Want to join the Hampshire & Isle of Wight Youth Commission?

The Hampshire Police and Crime Commissioner, Michael Lane, is seeking volunteers aged between 14 and 25 years old to help give young people a voice on the crime and policing issues that matter to them most.

The purpose of the Hampshire and Isle of Wight Youth Commission is to make young people part of the solution to tackling crime and improving policing, rather than being seen as part of the problem. It is made up of up to 50 young people aged between 14 and 25.

The Youth Commission currently has four priorities:
• Mental Health
• Hate Crime
• Cyber Safety
• Unhealthy Relationships

Youth Commission members identify the issues that young people are concerned about most and gather opinions on what the specific concerns are and ideas on how to tackle them. They also work to raise awareness and educate young people via campaigns, such as this year’s #GoFISH cyber safety campaign, run workshops, speak at events and take part in a range of other activities.

Members of the Youth Commission gain a variety of skills, meet and work with a range of people, learn about different issues that are relevant to them and their peers and get to be part of some great youth orientated events – this year members have attended festivals, youth conferences and summer activity schemes.

If you are interested is applying (or know someone that maybe interested) then please complete the online application form by 03 November 2017 which can be found here . This is the first part of the two stage application process.

Applicants that reach the second stage will be invited to an assessment evening week commencing 20th November. Applicants with experience of the police and criminal justice systems, as an offender, victim or any other interaction are welcome to apply.

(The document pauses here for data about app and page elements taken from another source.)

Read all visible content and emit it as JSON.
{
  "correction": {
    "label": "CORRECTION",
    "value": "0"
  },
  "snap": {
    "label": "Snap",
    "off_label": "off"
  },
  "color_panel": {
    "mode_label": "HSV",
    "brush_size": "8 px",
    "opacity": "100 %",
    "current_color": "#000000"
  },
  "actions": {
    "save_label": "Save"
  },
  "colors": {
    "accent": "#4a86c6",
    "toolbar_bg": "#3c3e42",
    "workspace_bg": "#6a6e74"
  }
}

Children’s & youth work links

Links from the world of children’s and youth ministry:

‘Harry Potter’ author J.K. Rowling opens up about books’ Christian imagery: ‘They almost epitomise the whole series,’ she says of the Scripture Harry reads in Godric’s Hollow.

Youth Court Protocol – what’s new?: The MA Youth Court Protocol was originally developed in 2003 as additional guidance for magistrates on the practices and processes of the youth justice system, but it has evolved to be a useful resource for all those who come into contact with the youth court.

Applications for grants to support British Science Week 2018 are now open: There are three grant schemes available to support British Science Week (9-18 March 2018) activities: one for schools, one for community groups (including youth clubs), and one for BSA branches.

Poor white boys are the new oppressed: Trevor Phillips, ex-head of the Commission for Racial Equality, writes a fascinating article on how recent statistics shows “every chance that while the Sikh teenager will one day turn into a highly skilled doctor, the grime-music obsessed African sixth-former will become a pin-striped lawyer, and that mathematics-nut Chinese GCSE student will end up a tech entrepreneur, the best that your average working-class white boy can hope for is a part-time job in an Amazon warehouse.”

These 4 reasons are why youth workers are leaving the church: James Ballantyne blogs on why he believes youth workers are leaving the church – this is essential reading for church leaders.